Russia obscures its true intentions in Syria through an active disinformation campaign. Its primary objective in Syria is to maintain an air and naval base on the Mediterranean by ensuring the preservation of the Assad regime. The distribution of Russian airstrikes in Aleppo Province demonstrates that its air campaign is primarily directed at weakening the armed Syrian opposition generally, not ISIS or al Qaeda affiliate Jabhat al-Nusra. The “cessation of hostilities” agreed upon the International Syria Support Group (ISSG) on February 11 will likely only further the regime’s campaign to complete the siege of Aleppo, which Russia has been setting conditions for since October 2015.

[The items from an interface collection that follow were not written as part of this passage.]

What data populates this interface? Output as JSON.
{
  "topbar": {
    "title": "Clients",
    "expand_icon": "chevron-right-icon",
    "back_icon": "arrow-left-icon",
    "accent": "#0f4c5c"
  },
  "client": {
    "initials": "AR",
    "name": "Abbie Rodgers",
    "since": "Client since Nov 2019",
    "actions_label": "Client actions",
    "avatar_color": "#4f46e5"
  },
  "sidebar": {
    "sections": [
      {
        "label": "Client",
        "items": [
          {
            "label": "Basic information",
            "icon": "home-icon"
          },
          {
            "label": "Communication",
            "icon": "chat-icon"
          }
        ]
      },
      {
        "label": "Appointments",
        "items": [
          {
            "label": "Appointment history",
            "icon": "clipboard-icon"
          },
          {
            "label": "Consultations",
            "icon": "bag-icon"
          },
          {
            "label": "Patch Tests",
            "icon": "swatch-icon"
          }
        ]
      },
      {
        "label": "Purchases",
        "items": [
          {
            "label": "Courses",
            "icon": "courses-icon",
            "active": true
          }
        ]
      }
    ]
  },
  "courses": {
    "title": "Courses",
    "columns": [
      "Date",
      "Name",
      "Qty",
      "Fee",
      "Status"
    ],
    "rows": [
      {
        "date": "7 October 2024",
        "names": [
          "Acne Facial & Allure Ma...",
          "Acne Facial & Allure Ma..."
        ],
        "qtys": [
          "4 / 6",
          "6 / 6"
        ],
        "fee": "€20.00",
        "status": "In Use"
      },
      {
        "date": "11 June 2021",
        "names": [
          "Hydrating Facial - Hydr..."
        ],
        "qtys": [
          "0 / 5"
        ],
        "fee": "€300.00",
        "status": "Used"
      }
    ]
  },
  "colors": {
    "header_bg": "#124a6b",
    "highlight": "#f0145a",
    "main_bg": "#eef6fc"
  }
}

The U.S. must seek solutions to the violence in Aleppo in ways that recognize that Russia, Iran, and the regime are belligerents to the conflict. Ceasefire agreements that do not police the actions of these three actors will likely result in increased violence and preclude any future political process that is agreed upon by legitimate representatives of the armed opposition. Russia, Iran, and the regime may soon besiege opposition forces and an estimated 300,000 civilians in Aleppo City. At the same time, the Russian air campaign has deliberately targeted hospitals, markets, water treatment stations, and other civilian targets in Aleppo Province in order to punish and depopulate opposition-held terrain. The U.S. must therefore mitigate the humanitarian disaster and prevent the collapse of the opposition in the province. U.S. policymakers should demand that Russia cease all airstrikes in Syria as part of any “cessation of hostilities” or nationwide ceasefire. The U.S. should also authorize humanitarian aid drops in Aleppo City and increase military support to U.S.-backed opposition groups in Aleppo. The U.S. should consider establishing a humanitarian safe zone north of Aleppo City in partnership with Turkey in order to forestall a Turkish intervention against the YPG in Syria and ameliorate the refugee crisis along the Syrian-Turkish border. A safe zone north of Aleppo City could also help opposition forces facing encirclement survive by placing pressure on the regime’s northern flank and positioning Turkey to provide artillery support to the opposition inside Aleppo City.